> **WHAT YOU ARE ASKED TO DO**: The entries need to be copied exactly as they stand, images left out.

Page and application data records:
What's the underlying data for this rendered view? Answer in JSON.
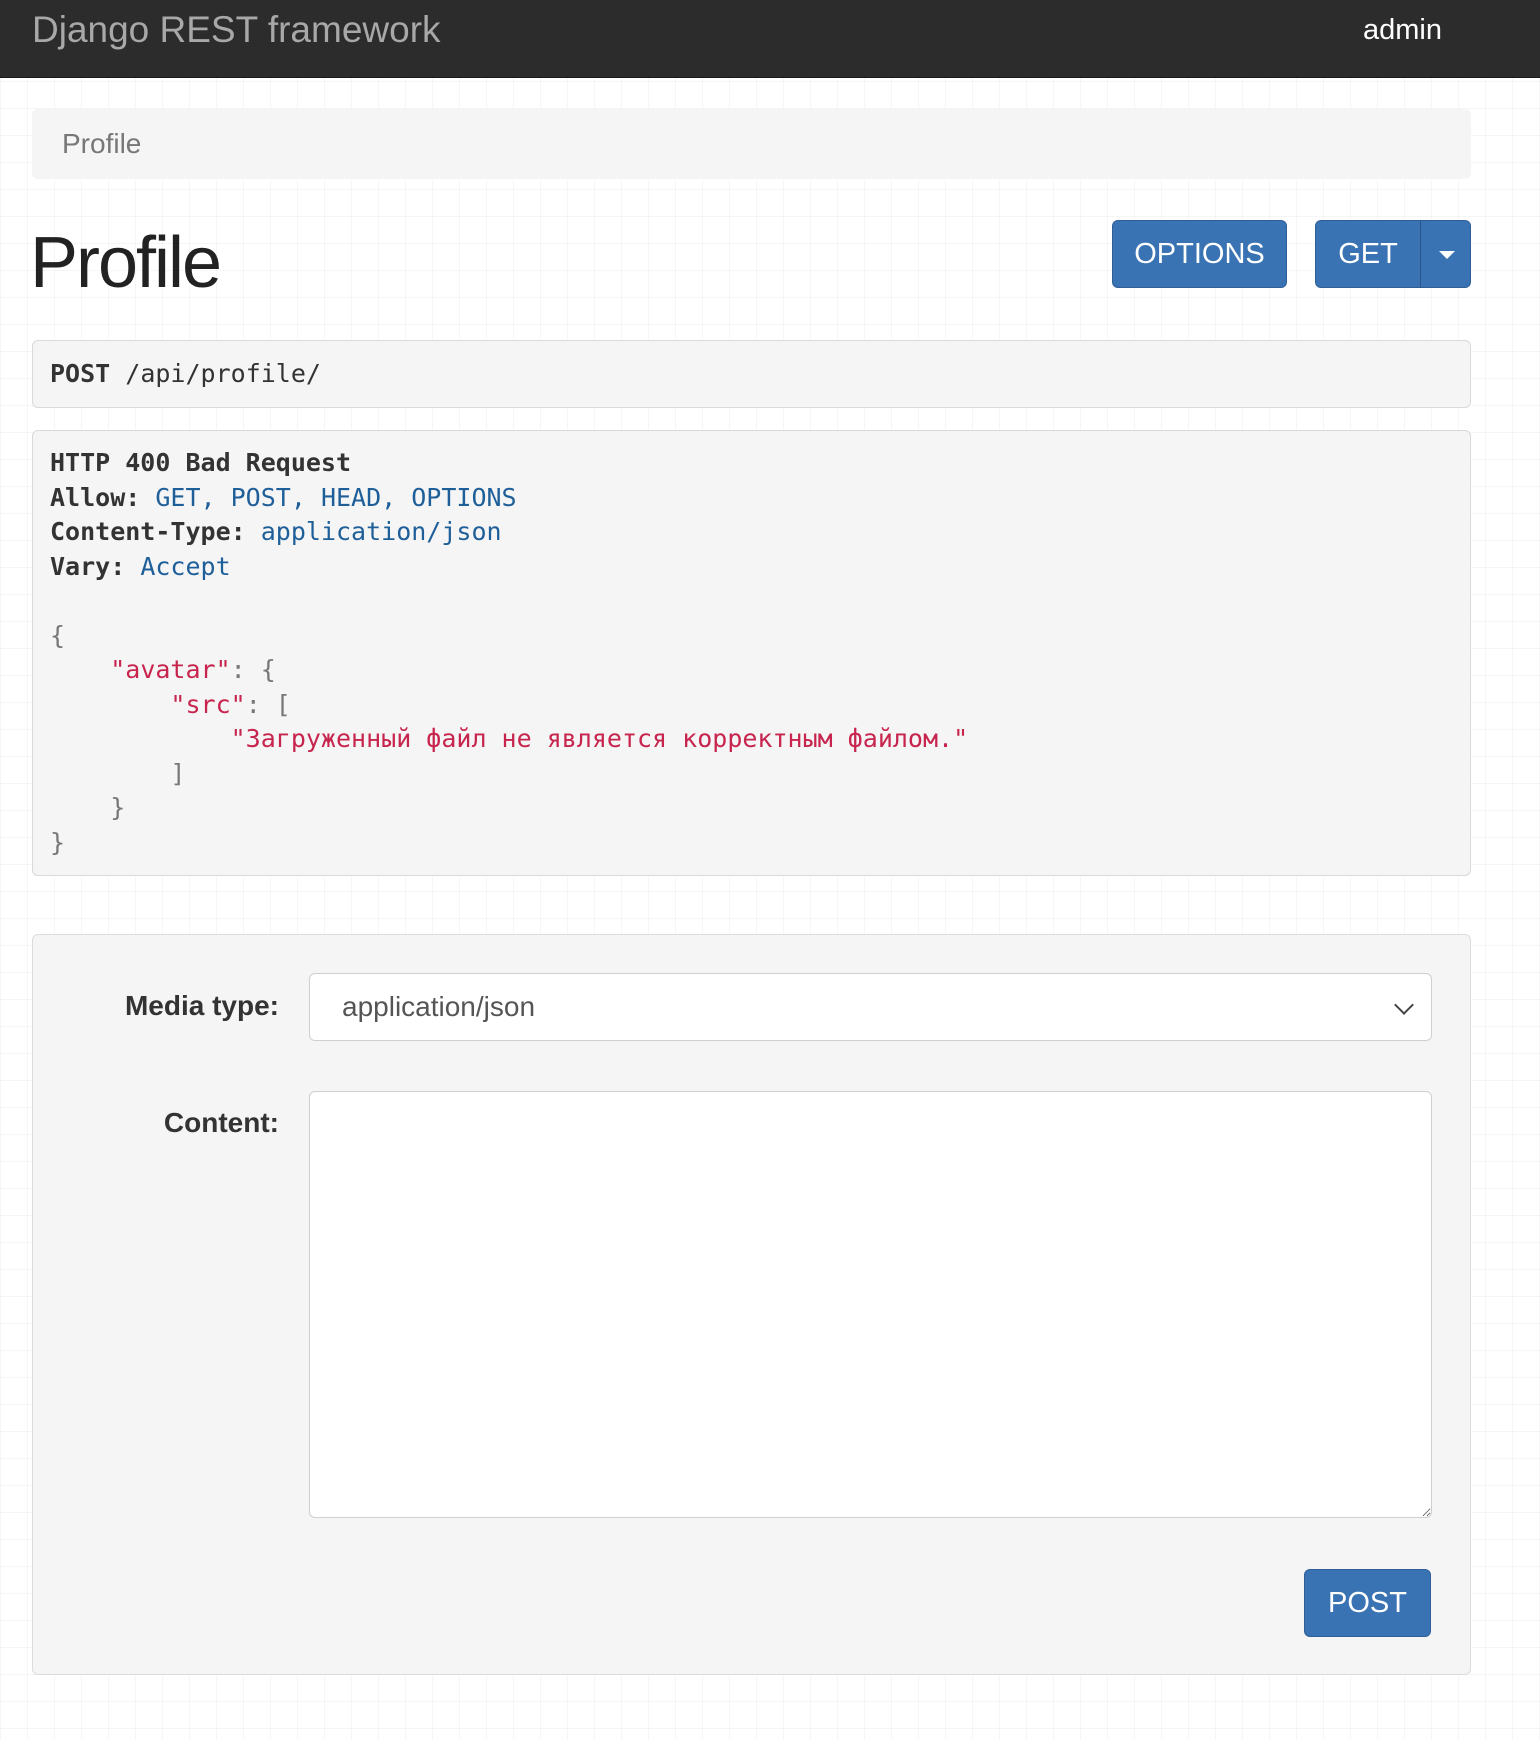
{
  "navbar": {
    "brand": "Django REST framework",
    "user": "admin"
  },
  "breadcrumb": {
    "current": "Profile"
  },
  "page": {
    "title": "Profile"
  },
  "buttons": {
    "options": "OPTIONS",
    "get": "GET",
    "post": "POST"
  },
  "request": {
    "method": "POST",
    "url": "/api/profile/"
  },
  "response": {
    "status": "HTTP 400 Bad Request",
    "headers": [
      {
        "key": "Allow:",
        "value": "GET, POST, HEAD, OPTIONS"
      },
      {
        "key": "Content-Type:",
        "value": "application/json"
      },
      {
        "key": "Vary:",
        "value": "Accept"
      }
    ],
    "body": {
      "open": "{",
      "avatar_key": "\"avatar\"",
      "avatar_open": ": {",
      "src_key": "\"src\"",
      "src_open": ": [",
      "error_message": "\"Загруженный файл не является корректным файлом.\"",
      "src_close": "]",
      "avatar_close": "}",
      "close": "}"
    }
  },
  "form": {
    "media_type_label": "Media type:",
    "media_type_value": "application/json",
    "content_label": "Content:",
    "content_value": ""
  },
  "colors": {
    "navbar_bg": "#2c2c2c",
    "button_primary": "#3a73b3",
    "header_value": "#1f5f99",
    "json_string": "#c7254e"
  }
}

> **ANSWER TO THIS TASK**:
What's the underlying data for this rendered view? Answer in JSON.
{
  "navbar": {
    "brand": "Django REST framework",
    "user": "admin"
  },
  "breadcrumb": {
    "current": "Profile"
  },
  "page": {
    "title": "Profile"
  },
  "buttons": {
    "options": "OPTIONS",
    "get": "GET",
    "post": "POST"
  },
  "request": {
    "method": "POST",
    "url": "/api/profile/"
  },
  "response": {
    "status": "HTTP 400 Bad Request",
    "headers": [
      {
        "key": "Allow:",
        "value": "GET, POST, HEAD, OPTIONS"
      },
      {
        "key": "Content-Type:",
        "value": "application/json"
      },
      {
        "key": "Vary:",
        "value": "Accept"
      }
    ],
    "body": {
      "open": "{",
      "avatar_key": "\"avatar\"",
      "avatar_open": ": {",
      "src_key": "\"src\"",
      "src_open": ": [",
      "error_message": "\"Загруженный файл не является корректным файлом.\"",
      "src_close": "]",
      "avatar_close": "}",
      "close": "}"
    }
  },
  "form": {
    "media_type_label": "Media type:",
    "media_type_value": "application/json",
    "content_label": "Content:",
    "content_value": ""
  },
  "colors": {
    "navbar_bg": "#2c2c2c",
    "button_primary": "#3a73b3",
    "header_value": "#1f5f99",
    "json_string": "#c7254e"
  }
}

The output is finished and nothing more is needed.